Instead, James has pulled the wardrobe down on himself. His inability to master the London operation with his father breathing down his neck has led shareholders to question his general competence and his fitness to remain at the top of Sky. Corporate governance watchdog Pensions & Investment Research Consultants thinks James’s “involvement in the News Corp. phone-hacking inquiry raises concerns over whether he is fit to fulfill the role of chairman at the company” or fulfill his duty to “enhance the company’s public standing and image overall.”
The same sentiment is echoed by the Local Authority Pension Fund, which has $100 billion invested in Sky. The Odey Asset Management, which owns $270 billion in Sky shares, agrees the Murdoch influence is too powerful. “We do want more independent directors on the board,” said Odey’s CEO, David Stewart.
Rupert’s London media rivals have piled on. James “did little at the latest [Commons] hearings to suggest he should be allowed to remain as chairman” of Sky, wrote Alex Brummer in the Daily Mail. “He may not have seen or heard any evil, but his failure to track the cash at News International, a fully-owned subsidiary of publicly quoted News Corporation, smacks of inexperience and even incompetence.”
Even the chief independent director at Sky, Nick Fergusson, admits that some shareholders, hearing James tell the Commons that the London papers were too small a part of his onerous duties worldwide to keep close tabs on, were concerned. They expect he will need to focus on News Corp. at a time when 200 Scotland Yard detectives are investigating the 5,000 phones hacked by News Corp. employees, leaving him little time to concentrate upon Sky business.

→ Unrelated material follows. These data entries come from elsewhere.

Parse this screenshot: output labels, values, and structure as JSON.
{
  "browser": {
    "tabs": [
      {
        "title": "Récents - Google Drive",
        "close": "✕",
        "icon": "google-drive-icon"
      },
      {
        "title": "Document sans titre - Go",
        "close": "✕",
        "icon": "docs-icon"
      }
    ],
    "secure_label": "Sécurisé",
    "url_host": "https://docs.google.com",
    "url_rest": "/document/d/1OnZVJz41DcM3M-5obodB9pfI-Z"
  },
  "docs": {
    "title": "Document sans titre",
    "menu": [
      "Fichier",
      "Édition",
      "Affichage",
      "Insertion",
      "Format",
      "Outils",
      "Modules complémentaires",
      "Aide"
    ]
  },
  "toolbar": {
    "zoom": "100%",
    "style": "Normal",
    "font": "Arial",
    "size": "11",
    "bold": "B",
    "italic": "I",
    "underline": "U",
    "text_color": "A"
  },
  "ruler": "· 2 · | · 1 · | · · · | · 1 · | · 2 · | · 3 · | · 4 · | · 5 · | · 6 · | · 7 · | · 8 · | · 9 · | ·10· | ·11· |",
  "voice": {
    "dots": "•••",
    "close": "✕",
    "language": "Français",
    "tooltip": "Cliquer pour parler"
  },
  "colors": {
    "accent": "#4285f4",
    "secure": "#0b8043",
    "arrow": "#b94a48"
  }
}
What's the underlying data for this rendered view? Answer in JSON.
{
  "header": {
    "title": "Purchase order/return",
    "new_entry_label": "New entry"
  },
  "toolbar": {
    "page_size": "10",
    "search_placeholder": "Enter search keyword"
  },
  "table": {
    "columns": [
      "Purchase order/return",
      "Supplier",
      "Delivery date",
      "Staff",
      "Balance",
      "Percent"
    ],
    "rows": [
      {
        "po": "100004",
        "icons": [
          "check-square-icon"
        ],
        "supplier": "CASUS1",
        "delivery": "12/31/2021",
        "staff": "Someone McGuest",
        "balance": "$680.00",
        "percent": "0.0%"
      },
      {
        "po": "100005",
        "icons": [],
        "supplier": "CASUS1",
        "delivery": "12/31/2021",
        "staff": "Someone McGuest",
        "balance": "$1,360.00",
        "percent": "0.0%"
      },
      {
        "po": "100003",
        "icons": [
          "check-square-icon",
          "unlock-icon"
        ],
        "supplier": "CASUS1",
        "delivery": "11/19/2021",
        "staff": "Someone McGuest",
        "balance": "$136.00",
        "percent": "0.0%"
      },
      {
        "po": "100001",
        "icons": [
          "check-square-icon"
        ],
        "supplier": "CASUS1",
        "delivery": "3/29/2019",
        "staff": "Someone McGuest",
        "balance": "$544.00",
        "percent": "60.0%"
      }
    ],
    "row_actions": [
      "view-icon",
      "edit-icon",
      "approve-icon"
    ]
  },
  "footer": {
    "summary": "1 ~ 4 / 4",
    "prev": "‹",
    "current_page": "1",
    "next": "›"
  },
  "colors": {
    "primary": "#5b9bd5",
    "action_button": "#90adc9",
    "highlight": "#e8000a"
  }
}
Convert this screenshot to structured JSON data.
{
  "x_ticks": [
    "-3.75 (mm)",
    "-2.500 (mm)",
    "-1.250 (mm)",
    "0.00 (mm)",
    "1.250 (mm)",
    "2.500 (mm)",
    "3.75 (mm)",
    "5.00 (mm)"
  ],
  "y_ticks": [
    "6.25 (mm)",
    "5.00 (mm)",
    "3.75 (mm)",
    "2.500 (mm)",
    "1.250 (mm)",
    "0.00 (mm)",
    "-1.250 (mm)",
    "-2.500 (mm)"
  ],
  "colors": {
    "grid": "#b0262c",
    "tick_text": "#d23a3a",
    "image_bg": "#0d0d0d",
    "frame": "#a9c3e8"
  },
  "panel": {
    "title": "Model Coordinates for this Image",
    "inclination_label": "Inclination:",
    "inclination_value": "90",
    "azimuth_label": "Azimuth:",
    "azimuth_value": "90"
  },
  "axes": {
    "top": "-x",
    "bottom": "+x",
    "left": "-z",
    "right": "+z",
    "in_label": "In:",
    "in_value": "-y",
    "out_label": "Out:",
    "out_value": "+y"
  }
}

While the Murdochs have been distracted by the scandal, corporate raiders have moved in, betting that the criminality eventually will lead to Rupert being pushed out by a combination of Murdoch children anxious to protect their birthright, and shareholders eager to see the share price soar when the old man no longer can stand in the way of offloading his troublesome and increasingly costly newspapers.
The jackals are circling. London hedge-fund manager Chris Hohn has taken an almost $1 billion stake in News Corp., 53.8 million class A shares, while New York hedge fund Eton Park Capital has bought a further 25.9 million. Neither hopes to wait too long.
What must particularly hurt James and Rupert is that even The Times last week roundly condemned their clumsy handling of the scandal that has put their family’s control of the company in jeopardy. “The lesson is clear,” wrote editor James Harding. “The company should always be its harshest critic and its own most assiduous investigator. A powerful organization with a victim complex has the capacity to do great damage, not least to itself.”
For once, Rupert’s repeated assertion that the trouble in London was rustled up by his commercial rivals was pricked by one of his own. Rupert’s heated denials and shifting of the blame to persons unknown, like O. J. Simpson searching for Nicole’s killer, are deemed nothing more than an old man’s “victim complex.”
James may well survive for now as chairman of Sky. But his move to take up his post as deputy chief operating officer in New York, where he and his American wife, Kathryn, are reported to have bought a $23 million townhouse on 69th Street that was once home to the Muppet master Jim Henson, will further add to voices calling for him to resign his London posts.
The larger issue, whether James will ever succeed his father, will remain unsettled, with many battles ahead if he is to claim what he believes is rightfully his.
The corporate governance campaigner Stephen Mayne, the Murdochs’ perennial Australian tormentor, has been following the Murdoch family saga for decades. “Maybe it is time for everyone to recognize that there only ever was one Rupert Murdoch,” he told Newsweek/The Daily Beast.